:: Work order ::
Output all entries verbatim, dropping pictures.

:: Exercise inputs ::
= = = =

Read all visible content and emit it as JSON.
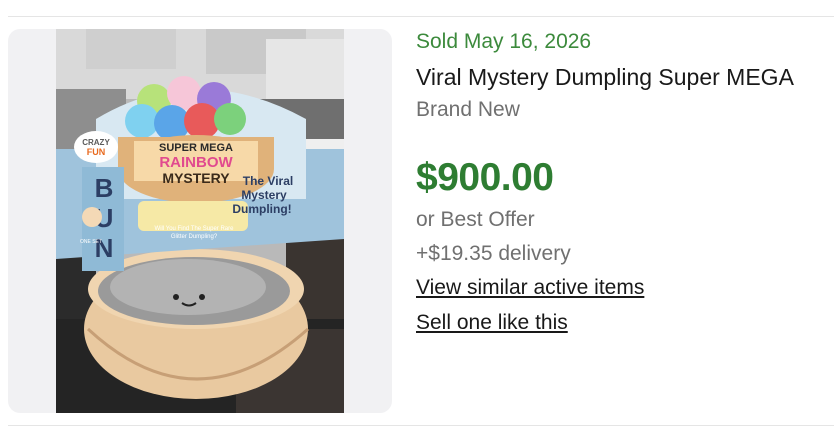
{
  "listing": {
    "sold_date": "Sold May 16, 2026",
    "title": "Viral Mystery Dumpling Super MEGA",
    "condition": "Brand New",
    "price": "$900.00",
    "offer_text": "or Best Offer",
    "delivery": "+$19.35 delivery",
    "links": {
      "similar": "View similar active items",
      "sell": "Sell one like this"
    }
  },
  "photo_box": {
    "brand": "CRAZY FUN",
    "headline": [
      "SUPER MEGA",
      "RAINBOW",
      "MYSTERY"
    ],
    "bun_letters": "BUN",
    "side_text": [
      "The Viral",
      "Mystery",
      "Dumpling!"
    ],
    "question": [
      "Will You Find The Super Rare",
      "Glitter Dumpling?"
    ],
    "tag": "ONE SET"
  },
  "colors": {
    "sold_green": "#3c8a3c",
    "price_green": "#2e7d32",
    "text_dark": "#191919",
    "text_muted": "#707070"
  }
}
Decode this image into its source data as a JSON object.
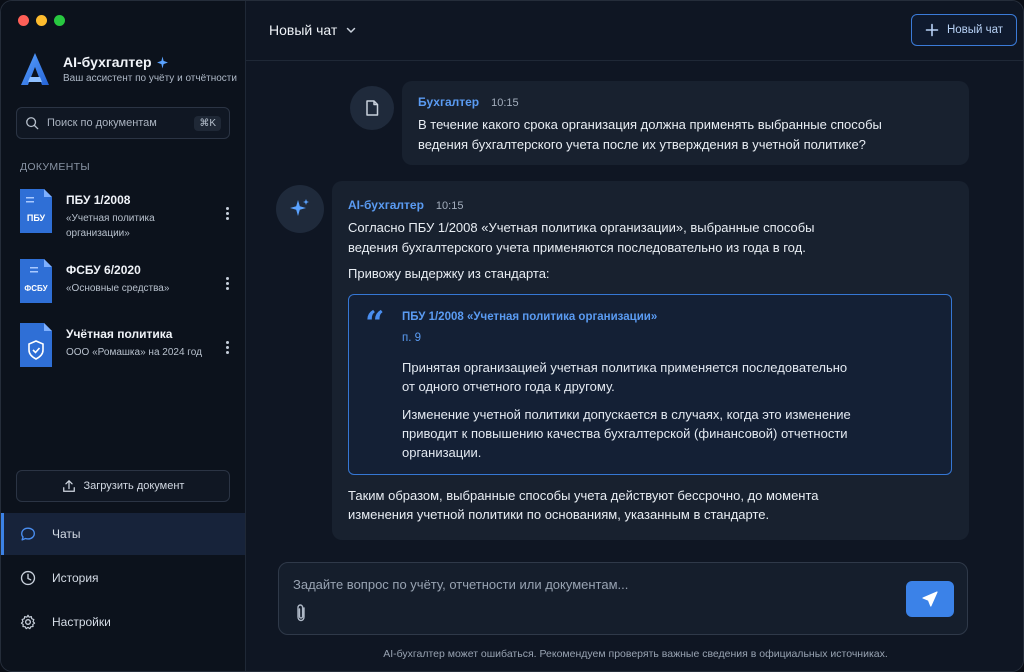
{
  "sidebar": {
    "brand_title": "AI-бухгалтер",
    "brand_subtitle": "Ваш ассистент по учёту и отчётности",
    "search_placeholder": "Поиск по документам",
    "search_shortcut": "⌘K",
    "documents_label": "ДОКУМЕНТЫ",
    "documents": [
      {
        "badge": "ПБУ",
        "title": "ПБУ 1/2008",
        "subtitle_line1": "«Учетная политика",
        "subtitle_line2": "организации»",
        "icon": "pbu-document-icon"
      },
      {
        "badge": "ФСБУ",
        "title": "ФСБУ 6/2020",
        "subtitle_line1": "«Основные средства»",
        "subtitle_line2": "",
        "icon": "fsbu-document-icon"
      },
      {
        "badge": "",
        "title": "Учётная политика",
        "subtitle_line1": "ООО «Ромашка» на 2024 год",
        "subtitle_line2": "",
        "icon": "shield-document-icon"
      }
    ],
    "upload_label": "Загрузить документ",
    "nav": [
      {
        "label": "Чаты",
        "icon": "chat-icon",
        "active": true
      },
      {
        "label": "История",
        "icon": "clock-icon",
        "active": false
      },
      {
        "label": "Настройки",
        "icon": "gear-icon",
        "active": false
      }
    ]
  },
  "header": {
    "chat_title": "Новый чат",
    "new_chat_label": "Новый чат"
  },
  "messages": {
    "user": {
      "author": "Бухгалтер",
      "time": "10:15",
      "text_line1": "В течение какого срока организация должна применять выбранные способы",
      "text_line2": "ведения бухгалтерского учета после их утверждения в учетной политике?"
    },
    "assistant": {
      "author": "AI-бухгалтер",
      "time": "10:15",
      "para1_line1": "Согласно ПБУ 1/2008 «Учетная политика организации», выбранные способы",
      "para1_line2": "ведения бухгалтерского учета применяются последовательно из года в год.",
      "para2": "Привожу выдержку из стандарта:",
      "quote": {
        "source": "ПБУ 1/2008 «Учетная политика организации»",
        "point": "п. 9",
        "p1_line1": "Принятая организацией учетная политика применяется последовательно",
        "p1_line2": "от одного отчетного года к другому.",
        "p2_line1": "Изменение учетной политики допускается в случаях, когда это изменение",
        "p2_line2": "приводит к повышению качества бухгалтерской (финансовой) отчетности",
        "p2_line3": "организации."
      },
      "conclusion_line1": "Таким образом, выбранные способы учета действуют бессрочно, до момента",
      "conclusion_line2": "изменения учетной политики по основаниям, указанным в стандарте."
    }
  },
  "composer": {
    "placeholder": "Задайте вопрос по учёту, отчетности или документам...",
    "disclaimer": "AI-бухгалтер может ошибаться. Рекомендуем проверять важные сведения в официальных источниках."
  },
  "colors": {
    "accent": "#3b82e8",
    "background": "#0f1623",
    "sidebar": "#0c121c",
    "bubble": "#18212f"
  }
}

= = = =

:: Expected answer ::
Read all visible content and emit it as JSON.
{
  "listing": {
    "sold_date": "Sold May 16, 2026",
    "title": "Viral Mystery Dumpling Super MEGA",
    "condition": "Brand New",
    "price": "$900.00",
    "offer_text": "or Best Offer",
    "delivery": "+$19.35 delivery",
    "links": {
      "similar": "View similar active items",
      "sell": "Sell one like this"
    }
  },
  "photo_box": {
    "brand": "CRAZY FUN",
    "headline": [
      "SUPER MEGA",
      "RAINBOW",
      "MYSTERY"
    ],
    "bun_letters": "BUN",
    "side_text": [
      "The Viral",
      "Mystery",
      "Dumpling!"
    ],
    "question": [
      "Will You Find The Super Rare",
      "Glitter Dumpling?"
    ],
    "tag": "ONE SET"
  },
  "colors": {
    "sold_green": "#3c8a3c",
    "price_green": "#2e7d32",
    "text_dark": "#191919",
    "text_muted": "#707070"
  }
}
Decode this image into its source data as a JSON object.
{
  "sidebar": {
    "brand_title": "AI-бухгалтер",
    "brand_subtitle": "Ваш ассистент по учёту и отчётности",
    "search_placeholder": "Поиск по документам",
    "search_shortcut": "⌘K",
    "documents_label": "ДОКУМЕНТЫ",
    "documents": [
      {
        "badge": "ПБУ",
        "title": "ПБУ 1/2008",
        "subtitle_line1": "«Учетная политика",
        "subtitle_line2": "организации»",
        "icon": "pbu-document-icon"
      },
      {
        "badge": "ФСБУ",
        "title": "ФСБУ 6/2020",
        "subtitle_line1": "«Основные средства»",
        "subtitle_line2": "",
        "icon": "fsbu-document-icon"
      },
      {
        "badge": "",
        "title": "Учётная политика",
        "subtitle_line1": "ООО «Ромашка» на 2024 год",
        "subtitle_line2": "",
        "icon": "shield-document-icon"
      }
    ],
    "upload_label": "Загрузить документ",
    "nav": [
      {
        "label": "Чаты",
        "icon": "chat-icon",
        "active": true
      },
      {
        "label": "История",
        "icon": "clock-icon",
        "active": false
      },
      {
        "label": "Настройки",
        "icon": "gear-icon",
        "active": false
      }
    ]
  },
  "header": {
    "chat_title": "Новый чат",
    "new_chat_label": "Новый чат"
  },
  "messages": {
    "user": {
      "author": "Бухгалтер",
      "time": "10:15",
      "text_line1": "В течение какого срока организация должна применять выбранные способы",
      "text_line2": "ведения бухгалтерского учета после их утверждения в учетной политике?"
    },
    "assistant": {
      "author": "AI-бухгалтер",
      "time": "10:15",
      "para1_line1": "Согласно ПБУ 1/2008 «Учетная политика организации», выбранные способы",
      "para1_line2": "ведения бухгалтерского учета применяются последовательно из года в год.",
      "para2": "Привожу выдержку из стандарта:",
      "quote": {
        "source": "ПБУ 1/2008 «Учетная политика организации»",
        "point": "п. 9",
        "p1_line1": "Принятая организацией учетная политика применяется последовательно",
        "p1_line2": "от одного отчетного года к другому.",
        "p2_line1": "Изменение учетной политики допускается в случаях, когда это изменение",
        "p2_line2": "приводит к повышению качества бухгалтерской (финансовой) отчетности",
        "p2_line3": "организации."
      },
      "conclusion_line1": "Таким образом, выбранные способы учета действуют бессрочно, до момента",
      "conclusion_line2": "изменения учетной политики по основаниям, указанным в стандарте."
    }
  },
  "composer": {
    "placeholder": "Задайте вопрос по учёту, отчетности или документам...",
    "disclaimer": "AI-бухгалтер может ошибаться. Рекомендуем проверять важные сведения в официальных источниках."
  },
  "colors": {
    "accent": "#3b82e8",
    "background": "#0f1623",
    "sidebar": "#0c121c",
    "bubble": "#18212f"
  }
}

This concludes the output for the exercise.